The UK pharmaceutical industry, and in particular the generic medicines segment within it, has grown significantly in recent years. For example, the use of generic medicines doubled between 2005 and 2017 to reach 75% of total prescriptions while accounting for 28% of NHS spending on drugs valued at reimbursement prices. These developments have been, to a large extent, driven by the increased focus of regulators and policymakers in the UK on reducing overall healthcare costs. At the same time, there has been a high level of scrutiny of the pricing of medicines and associated business practices of the pharmaceutical industry, including the generic medicines segment.

In this context, the British Generic Manufacturers Association (BGMA) commissioned Oxera to undertake a study to assess whether the existing market and regulatory mechanisms in place for the supply of generic medicines in the UK within the primary care environment are delivering benefits for patients and the government, and whether they are appropriate in the current context.
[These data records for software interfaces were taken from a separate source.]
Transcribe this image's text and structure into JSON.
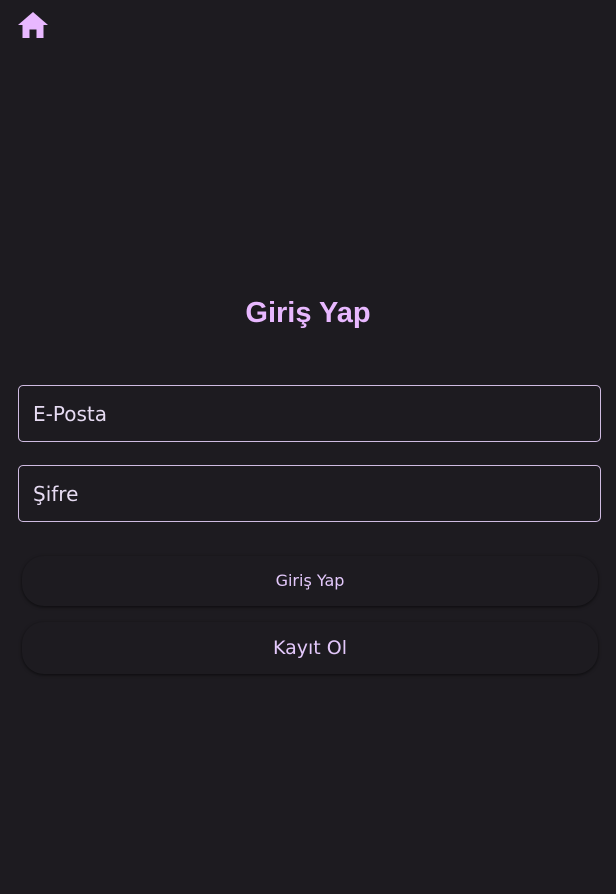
{
  "theme": {
    "background": "#1d1b20",
    "accent": "#e8b8ff",
    "border": "#cfbbe1",
    "text": "#e6dbf2"
  },
  "header": {
    "home_icon": "home-icon"
  },
  "login": {
    "title": "Giriş Yap",
    "email_placeholder": "E-Posta",
    "password_placeholder": "Şifre",
    "login_button": "Giriş Yap",
    "register_button": "Kayıt Ol"
  }
}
To address these questions, we conducted a range of qualitative and quantitative assessments. These included structured interviews with generic manufacturers, which provided the economic context within which manufacturers take strategic decisions such as those regarding entry, exit and pricing. This was complemented with an analysis of the actual selling prices charged by generic manufacturers to wholesalers, including comparisons with the branded product price before generic entry in the UK and with generic prices in selected other European countries. The study also looked at instances of price increases to investigate whether such increases are sustained or reversed over time. Overall, our assessment indicated that the existing market and regulatory mechanisms in the supply of generic medicines in the UK are working well in general, with generic medicines delivering significant benefits to patients and the NHS. The study also commented on the economic and regulatory principles, and other key considerations, relevant for any intervention in specific cases, should this be warranted.